A spokeswoman for the company said in a statement that TikTok has employed nearly 1,000 people in the United States this year and will employ 10,000 others in “paid jobs” across the country. She added that the billion-dollar Entrepreneur Fund supports people in the country who are building livelihoods from the platform.
She said, “TikTok user data is stored in the United States, with strict controls on employee access.” “TikTok’s largest investor comes from the United States. We are committed to protecting the privacy and safety of users.”
Banning TikTok would be the administration’s latest move to rein in China’s global technology strength. TikTok has become one of the most popular applications in the world. It has been downloaded more than 2 billion times worldwide and over 165 million times in the United States.

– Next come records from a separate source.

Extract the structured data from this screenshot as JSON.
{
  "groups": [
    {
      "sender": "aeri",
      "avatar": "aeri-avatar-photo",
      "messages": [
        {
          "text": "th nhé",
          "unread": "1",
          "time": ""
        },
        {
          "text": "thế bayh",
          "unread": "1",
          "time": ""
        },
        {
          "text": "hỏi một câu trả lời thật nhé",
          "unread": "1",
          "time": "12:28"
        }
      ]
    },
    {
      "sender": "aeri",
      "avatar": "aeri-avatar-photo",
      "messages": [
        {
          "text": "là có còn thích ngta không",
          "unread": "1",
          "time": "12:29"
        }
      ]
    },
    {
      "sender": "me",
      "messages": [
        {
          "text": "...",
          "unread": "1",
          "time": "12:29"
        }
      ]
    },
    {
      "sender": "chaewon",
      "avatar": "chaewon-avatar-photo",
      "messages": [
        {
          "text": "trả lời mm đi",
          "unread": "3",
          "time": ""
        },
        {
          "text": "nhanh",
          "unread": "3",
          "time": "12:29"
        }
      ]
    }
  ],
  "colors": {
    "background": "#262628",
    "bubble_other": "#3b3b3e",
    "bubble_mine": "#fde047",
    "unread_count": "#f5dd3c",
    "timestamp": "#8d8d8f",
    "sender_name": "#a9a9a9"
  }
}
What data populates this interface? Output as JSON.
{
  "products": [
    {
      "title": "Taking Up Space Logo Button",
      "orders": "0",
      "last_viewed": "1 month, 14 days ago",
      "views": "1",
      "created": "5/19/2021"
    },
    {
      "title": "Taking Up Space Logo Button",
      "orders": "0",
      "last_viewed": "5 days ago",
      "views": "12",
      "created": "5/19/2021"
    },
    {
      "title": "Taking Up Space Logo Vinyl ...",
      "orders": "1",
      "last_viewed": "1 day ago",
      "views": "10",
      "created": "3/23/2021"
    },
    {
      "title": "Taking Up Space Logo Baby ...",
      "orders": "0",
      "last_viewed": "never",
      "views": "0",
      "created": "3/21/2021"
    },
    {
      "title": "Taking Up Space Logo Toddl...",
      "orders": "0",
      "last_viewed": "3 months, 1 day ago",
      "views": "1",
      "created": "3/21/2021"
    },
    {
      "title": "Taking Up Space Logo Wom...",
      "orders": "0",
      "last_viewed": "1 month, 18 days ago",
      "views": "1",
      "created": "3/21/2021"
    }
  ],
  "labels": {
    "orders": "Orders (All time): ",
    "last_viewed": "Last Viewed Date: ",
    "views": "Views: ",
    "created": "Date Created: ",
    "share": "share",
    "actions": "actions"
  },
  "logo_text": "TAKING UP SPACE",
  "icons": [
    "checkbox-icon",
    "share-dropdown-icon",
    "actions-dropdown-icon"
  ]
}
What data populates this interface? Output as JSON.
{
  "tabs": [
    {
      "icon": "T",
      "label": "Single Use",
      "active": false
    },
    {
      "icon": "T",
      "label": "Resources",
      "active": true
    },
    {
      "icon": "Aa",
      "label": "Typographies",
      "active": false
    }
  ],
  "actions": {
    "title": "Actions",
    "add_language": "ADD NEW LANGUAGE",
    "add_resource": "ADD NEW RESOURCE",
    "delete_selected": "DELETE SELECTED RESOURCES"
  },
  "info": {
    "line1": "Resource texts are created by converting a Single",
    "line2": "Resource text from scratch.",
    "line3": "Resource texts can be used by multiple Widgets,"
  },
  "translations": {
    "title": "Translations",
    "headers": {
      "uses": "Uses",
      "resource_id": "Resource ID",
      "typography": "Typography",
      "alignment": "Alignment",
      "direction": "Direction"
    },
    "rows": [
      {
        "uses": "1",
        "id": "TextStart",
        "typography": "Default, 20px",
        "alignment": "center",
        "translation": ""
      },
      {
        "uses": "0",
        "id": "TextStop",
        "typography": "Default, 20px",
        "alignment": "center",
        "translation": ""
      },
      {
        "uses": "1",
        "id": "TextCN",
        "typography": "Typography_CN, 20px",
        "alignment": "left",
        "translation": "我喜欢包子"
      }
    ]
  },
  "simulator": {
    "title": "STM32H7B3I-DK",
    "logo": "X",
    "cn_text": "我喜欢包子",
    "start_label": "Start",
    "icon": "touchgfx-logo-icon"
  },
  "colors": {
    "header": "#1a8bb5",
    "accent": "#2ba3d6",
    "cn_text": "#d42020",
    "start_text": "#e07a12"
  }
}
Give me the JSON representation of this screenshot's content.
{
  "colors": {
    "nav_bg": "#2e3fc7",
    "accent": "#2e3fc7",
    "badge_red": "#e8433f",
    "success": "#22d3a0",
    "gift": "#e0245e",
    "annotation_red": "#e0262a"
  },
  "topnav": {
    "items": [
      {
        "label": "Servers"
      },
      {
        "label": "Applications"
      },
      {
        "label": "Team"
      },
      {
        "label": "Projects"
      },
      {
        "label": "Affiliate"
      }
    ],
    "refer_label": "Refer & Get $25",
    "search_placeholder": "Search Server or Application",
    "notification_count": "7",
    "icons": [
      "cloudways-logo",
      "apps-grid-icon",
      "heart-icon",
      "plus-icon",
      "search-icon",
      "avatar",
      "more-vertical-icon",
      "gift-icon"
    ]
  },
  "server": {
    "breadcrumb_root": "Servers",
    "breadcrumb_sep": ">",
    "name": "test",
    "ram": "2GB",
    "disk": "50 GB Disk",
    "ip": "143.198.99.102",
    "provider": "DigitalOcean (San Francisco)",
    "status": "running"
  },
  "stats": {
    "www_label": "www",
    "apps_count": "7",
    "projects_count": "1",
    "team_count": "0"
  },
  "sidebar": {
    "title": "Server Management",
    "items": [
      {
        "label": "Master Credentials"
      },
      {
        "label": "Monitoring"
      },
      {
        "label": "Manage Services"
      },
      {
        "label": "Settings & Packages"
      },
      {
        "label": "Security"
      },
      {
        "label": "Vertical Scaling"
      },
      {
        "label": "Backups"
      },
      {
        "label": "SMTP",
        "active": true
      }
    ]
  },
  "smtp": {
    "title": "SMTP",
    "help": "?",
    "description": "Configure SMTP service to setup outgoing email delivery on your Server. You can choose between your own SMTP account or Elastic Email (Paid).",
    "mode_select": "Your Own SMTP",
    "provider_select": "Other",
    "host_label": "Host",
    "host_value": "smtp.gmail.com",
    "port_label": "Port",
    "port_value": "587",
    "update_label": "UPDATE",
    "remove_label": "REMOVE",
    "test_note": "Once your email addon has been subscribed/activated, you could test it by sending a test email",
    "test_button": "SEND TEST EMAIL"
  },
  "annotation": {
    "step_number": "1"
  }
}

The management’s move came at a time when the United States’ Foreign Investment Commission, which reviews foreign company acquisitions by foreign investors, was investigating the company. In 2017 ByteDance purchased Musical.ly and merged it with TikTok. Musicaly.ly was founded in Shanghai but had a large number of followers in the United States at the time.
Trump said in early July that he was considering imposing a ban as a way to retaliate against China over its handling of the coronavirus. But the app also raised concerns about the sheer amount of data gathered about Americans.
The administration was thinking of demanding the sale of American TikTok operations. The administration was ready to announce a sale order on Friday, according to three people familiar with the order. Another person later said that the decision has been suspended, pending further review by Trump.
White House adviser Peter Navarro said earlier in July that selling TikTok to an American buyer would not address US concerns.
Navarro said: “If TikTok divorced as an American company, that wouldn’t help us.” “Because it would be worse – we’ll have to give China billions of dollars in the franchise to operate TikTok on US soil.”
The acquisition of Microsoft would have given the software maker a popular consumer app that young people won with a consistent diet of dancer videos, lip-sync clips, and viral memes. The company has been involved in social media investments in the past but has not developed its own popular service in the lucrative sector.
TikTok has repeatedly rejected accusations that it is feeding user data to China or is being indebted to Beijing, although ByteDance is based there. TikTok now has a U.S.-based CEO, ByteDance has considered other regulatory changes to please the US authorities.
“Hundreds of millions of people come to TikTok for entertainment and communication, including a community of creators and artists who build livelihoods from the platform,” said TikTok spokeswoman. “We are driven by their passion and creativity, and committed to protecting their privacy and safety as we continue to work to bring happiness to the families and meaningful professions of those who create our platform.” – Bloomberg